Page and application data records
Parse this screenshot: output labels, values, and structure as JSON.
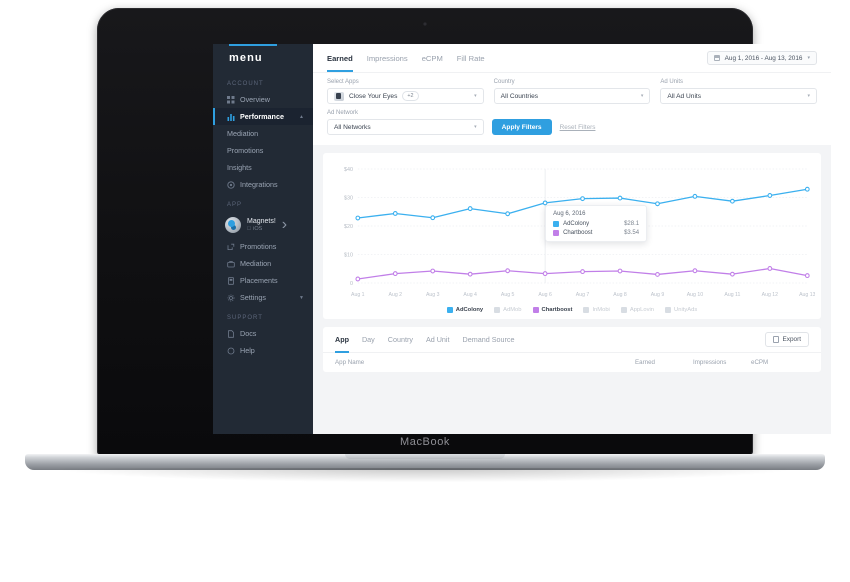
{
  "device": {
    "label": "MacBook"
  },
  "sidebar": {
    "brand": "menu",
    "sections": [
      {
        "label": "ACCOUNT",
        "items": [
          {
            "label": "Overview",
            "icon": "grid-icon",
            "active": false
          },
          {
            "label": "Performance",
            "icon": "bar-chart-icon",
            "active": true,
            "caret": "▲"
          }
        ],
        "subitems": [
          "Mediation",
          "Promotions",
          "Insights"
        ],
        "trailing": [
          {
            "label": "Integrations",
            "icon": "plug-icon"
          }
        ]
      },
      {
        "label": "APP",
        "app": {
          "name": "Magnets!",
          "platform": "iOS",
          "platform_icon": "apple-icon",
          "caret": "›"
        },
        "items": [
          {
            "label": "Promotions",
            "icon": "export-icon"
          },
          {
            "label": "Mediation",
            "icon": "briefcase-icon"
          },
          {
            "label": "Placements",
            "icon": "placement-icon"
          },
          {
            "label": "Settings",
            "icon": "gear-icon",
            "caret": "▼"
          }
        ]
      },
      {
        "label": "SUPPORT",
        "items": [
          {
            "label": "Docs",
            "icon": "doc-icon"
          },
          {
            "label": "Help",
            "icon": "help-icon"
          }
        ]
      }
    ]
  },
  "topbar": {
    "tabs": [
      {
        "label": "Earned",
        "active": true
      },
      {
        "label": "Impressions",
        "active": false
      },
      {
        "label": "eCPM",
        "active": false
      },
      {
        "label": "Fill Rate",
        "active": false
      }
    ],
    "date_range": "Aug 1, 2016  -  Aug 13, 2016",
    "date_icon": "calendar-icon",
    "caret": "▾"
  },
  "filters": {
    "select_apps": {
      "label": "Select Apps",
      "value": "Close Your Eyes",
      "badge": "+2"
    },
    "country": {
      "label": "Country",
      "value": "All Countries"
    },
    "ad_units": {
      "label": "Ad Units",
      "value": "All Ad Units"
    },
    "ad_network": {
      "label": "Ad Network",
      "value": "All Networks"
    },
    "apply_label": "Apply Filters",
    "reset_label": "Reset Filters",
    "caret": "▾"
  },
  "chart_data": {
    "type": "line",
    "title": "",
    "xlabel": "",
    "ylabel": "",
    "grid": true,
    "legend_position": "bottom",
    "ylim": [
      0,
      40
    ],
    "yticks": [
      0,
      10,
      20,
      30,
      40
    ],
    "ytick_labels": [
      "0",
      "$10",
      "$20",
      "$30",
      "$40"
    ],
    "categories": [
      "Aug 1",
      "Aug 2",
      "Aug 3",
      "Aug 4",
      "Aug 5",
      "Aug 6",
      "Aug 7",
      "Aug 8",
      "Aug 9",
      "Aug 10",
      "Aug 11",
      "Aug 12",
      "Aug 13"
    ],
    "series": [
      {
        "name": "AdColony",
        "color": "#3bb0ef",
        "active": true,
        "values": [
          22.8,
          24.4,
          22.9,
          26.1,
          24.3,
          28.1,
          29.6,
          29.8,
          27.8,
          30.4,
          28.7,
          30.7,
          32.9
        ]
      },
      {
        "name": "AdMob",
        "color": "#d8dde3",
        "active": false,
        "values": []
      },
      {
        "name": "Chartboost",
        "color": "#c17fe8",
        "active": true,
        "values": [
          1.4,
          3.3,
          4.2,
          3.1,
          4.3,
          3.3,
          4.0,
          4.2,
          3.0,
          4.3,
          3.1,
          5.1,
          2.6
        ]
      },
      {
        "name": "InMobi",
        "color": "#d8dde3",
        "active": false,
        "values": []
      },
      {
        "name": "AppLovin",
        "color": "#d8dde3",
        "active": false,
        "values": []
      },
      {
        "name": "UnityAds",
        "color": "#d8dde3",
        "active": false,
        "values": []
      }
    ],
    "tooltip": {
      "date": "Aug 6, 2016",
      "rows": [
        {
          "name": "AdColony",
          "value": "$28.1",
          "color": "#3bb0ef"
        },
        {
          "name": "Chartboost",
          "value": "$3.54",
          "color": "#c17fe8"
        }
      ]
    }
  },
  "table": {
    "tabs": [
      {
        "label": "App",
        "active": true
      },
      {
        "label": "Day",
        "active": false
      },
      {
        "label": "Country",
        "active": false
      },
      {
        "label": "Ad Unit",
        "active": false
      },
      {
        "label": "Demand Source",
        "active": false
      }
    ],
    "export_label": "Export",
    "export_icon": "export-icon",
    "columns": [
      "App Name",
      "Earned",
      "Impressions",
      "eCPM"
    ],
    "rows": []
  }
}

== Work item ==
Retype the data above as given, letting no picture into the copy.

== Answer to this exercise ==
Parse this screenshot: output labels, values, and structure as JSON.
{
  "device": {
    "label": "MacBook"
  },
  "sidebar": {
    "brand": "menu",
    "sections": [
      {
        "label": "ACCOUNT",
        "items": [
          {
            "label": "Overview",
            "icon": "grid-icon",
            "active": false
          },
          {
            "label": "Performance",
            "icon": "bar-chart-icon",
            "active": true,
            "caret": "▲"
          }
        ],
        "subitems": [
          "Mediation",
          "Promotions",
          "Insights"
        ],
        "trailing": [
          {
            "label": "Integrations",
            "icon": "plug-icon"
          }
        ]
      },
      {
        "label": "APP",
        "app": {
          "name": "Magnets!",
          "platform": "iOS",
          "platform_icon": "apple-icon",
          "caret": "›"
        },
        "items": [
          {
            "label": "Promotions",
            "icon": "export-icon"
          },
          {
            "label": "Mediation",
            "icon": "briefcase-icon"
          },
          {
            "label": "Placements",
            "icon": "placement-icon"
          },
          {
            "label": "Settings",
            "icon": "gear-icon",
            "caret": "▼"
          }
        ]
      },
      {
        "label": "SUPPORT",
        "items": [
          {
            "label": "Docs",
            "icon": "doc-icon"
          },
          {
            "label": "Help",
            "icon": "help-icon"
          }
        ]
      }
    ]
  },
  "topbar": {
    "tabs": [
      {
        "label": "Earned",
        "active": true
      },
      {
        "label": "Impressions",
        "active": false
      },
      {
        "label": "eCPM",
        "active": false
      },
      {
        "label": "Fill Rate",
        "active": false
      }
    ],
    "date_range": "Aug 1, 2016  -  Aug 13, 2016",
    "date_icon": "calendar-icon",
    "caret": "▾"
  },
  "filters": {
    "select_apps": {
      "label": "Select Apps",
      "value": "Close Your Eyes",
      "badge": "+2"
    },
    "country": {
      "label": "Country",
      "value": "All Countries"
    },
    "ad_units": {
      "label": "Ad Units",
      "value": "All Ad Units"
    },
    "ad_network": {
      "label": "Ad Network",
      "value": "All Networks"
    },
    "apply_label": "Apply Filters",
    "reset_label": "Reset Filters",
    "caret": "▾"
  },
  "chart_data": {
    "type": "line",
    "title": "",
    "xlabel": "",
    "ylabel": "",
    "grid": true,
    "legend_position": "bottom",
    "ylim": [
      0,
      40
    ],
    "yticks": [
      0,
      10,
      20,
      30,
      40
    ],
    "ytick_labels": [
      "0",
      "$10",
      "$20",
      "$30",
      "$40"
    ],
    "categories": [
      "Aug 1",
      "Aug 2",
      "Aug 3",
      "Aug 4",
      "Aug 5",
      "Aug 6",
      "Aug 7",
      "Aug 8",
      "Aug 9",
      "Aug 10",
      "Aug 11",
      "Aug 12",
      "Aug 13"
    ],
    "series": [
      {
        "name": "AdColony",
        "color": "#3bb0ef",
        "active": true,
        "values": [
          22.8,
          24.4,
          22.9,
          26.1,
          24.3,
          28.1,
          29.6,
          29.8,
          27.8,
          30.4,
          28.7,
          30.7,
          32.9
        ]
      },
      {
        "name": "AdMob",
        "color": "#d8dde3",
        "active": false,
        "values": []
      },
      {
        "name": "Chartboost",
        "color": "#c17fe8",
        "active": true,
        "values": [
          1.4,
          3.3,
          4.2,
          3.1,
          4.3,
          3.3,
          4.0,
          4.2,
          3.0,
          4.3,
          3.1,
          5.1,
          2.6
        ]
      },
      {
        "name": "InMobi",
        "color": "#d8dde3",
        "active": false,
        "values": []
      },
      {
        "name": "AppLovin",
        "color": "#d8dde3",
        "active": false,
        "values": []
      },
      {
        "name": "UnityAds",
        "color": "#d8dde3",
        "active": false,
        "values": []
      }
    ],
    "tooltip": {
      "date": "Aug 6, 2016",
      "rows": [
        {
          "name": "AdColony",
          "value": "$28.1",
          "color": "#3bb0ef"
        },
        {
          "name": "Chartboost",
          "value": "$3.54",
          "color": "#c17fe8"
        }
      ]
    }
  },
  "table": {
    "tabs": [
      {
        "label": "App",
        "active": true
      },
      {
        "label": "Day",
        "active": false
      },
      {
        "label": "Country",
        "active": false
      },
      {
        "label": "Ad Unit",
        "active": false
      },
      {
        "label": "Demand Source",
        "active": false
      }
    ],
    "export_label": "Export",
    "export_icon": "export-icon",
    "columns": [
      "App Name",
      "Earned",
      "Impressions",
      "eCPM"
    ],
    "rows": []
  }
}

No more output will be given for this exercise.